Hawkins suggested the court should be allowed to hear the arguments from both sides and determine whether repressed memory applies to the law and whether the case is viable.
Hawkins said with the dismissal, none of the case was heard so his client was not given a fair opportunity to be heard. He cited other cases in Louisiana and Texas where the court was able to hear from witnesses and make a determination.
“That needs to be dealt with in discovery with expert witnesses,” he said.
Justices Leslie King, Josiah Coleman and Dawn Beam heard the arguments.
McGowen did not remember the abuse until one day in December 2018. He sought counseling from Dr. Deborah Dawes, according to court documents.
Due to the trauma of the events, McGowen blocked or repressed all memory of the events until late November or early December 2018, his complaint says.
Dawes was able to determine McGowen suffered from “major depression and post-traumatic stress disorder with symptoms of excessive anxiety, intrusive memories, nightmares, difficulty sleeping, and suicidal ideation (among others),” court records show.
12th Circuit Judge Jon Mark Weathers did not hear the case, citing Mississippi’s law on the statute of limitations in seeking relief from alleged crimes, which is the position of the Catholic Diocese of Biloxi and Sacred Heart Catholic Church, two of the defendants named in the case.
Scanlon died in 1995 but his estate was named a defendant in the original case. The priest’s estate was dropped on appeal since the estate was dissolved and no longer available for prosecution.
Defendants’ attorney Christian Strickland cited an earlier case, Doe vs. the Roman Catholic Diocese of Jackson, in which a woman claimed she was sexually abused in her youth.
The unidentified woman did not say she had repressed memories. Instead, she said she had not brought her complaint until years later out of fear and shame.
Hawkins said McGowen’s case is different because he did not know or remember he was injured until 2018 and could not have filed a lawsuit before that time.
Strickland said the latent-injury definition in Mississippi law does not apply in McGowen’s case since he was aware of the abuse as it happened and should have known about it decades before he filed his lawsuit.
He said the case hinges on Mississippi law, which does not specifically say repressed memory is not an allowable reason to allow a case to proceed past the statute of limitations.
“We do not recognize repressed memory,” Strickland said. “We should not recognize repressed memory.
“Of course child sex abuse cannot be condoned. There is no question that it is an evil. But the courts have also been clear that false accusations can destroy families.”

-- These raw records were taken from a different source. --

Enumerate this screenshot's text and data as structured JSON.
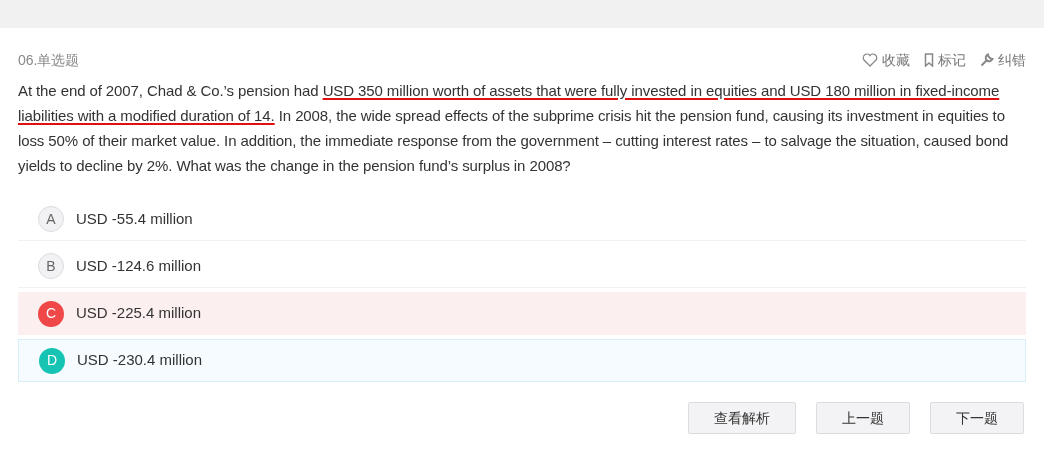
{
  "question": {
    "number": "06.单选题",
    "actions": [
      {
        "kind": "heart",
        "label": "收藏"
      },
      {
        "kind": "bookmark",
        "label": "标记"
      },
      {
        "kind": "wrench",
        "label": "纠错"
      }
    ],
    "text": [
      {
        "text": "At the end of 2007, Chad & Co.’s pension had ",
        "underlined": false
      },
      {
        "text": "USD 350 million worth of assets that were fully invested in equities and USD 180 million in fixed-income liabilities with a modified duration of 14.",
        "underlined": true
      },
      {
        "text": " In 2008, the wide spread effects of the subprime crisis hit the pension fund, causing its investment in equities to loss 50% of their market value. In addition, the immediate response from the government – cutting interest rates – to salvage the situation, caused bond yields to decline by 2%. What was the change in the pension fund’s surplus in 2008?",
        "underlined": false
      }
    ]
  },
  "options": [
    {
      "letter": "A",
      "text": "USD -55.4 million",
      "selected": false,
      "correct": false
    },
    {
      "letter": "B",
      "text": "USD -124.6 million",
      "selected": false,
      "correct": false
    },
    {
      "letter": "C",
      "text": "USD -225.4 million",
      "selected": true,
      "correct": false
    },
    {
      "letter": "D",
      "text": "USD -230.4 million",
      "selected": false,
      "correct": true
    }
  ],
  "buttons": [
    "查看解析",
    "上一题",
    "下一题"
  ]
}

According to a database of Catholic priests accused of sexual abuse, McGowen is Scanlon’s only accuser.
The Supreme Court justices will consider the arguments and make a decision at a later date.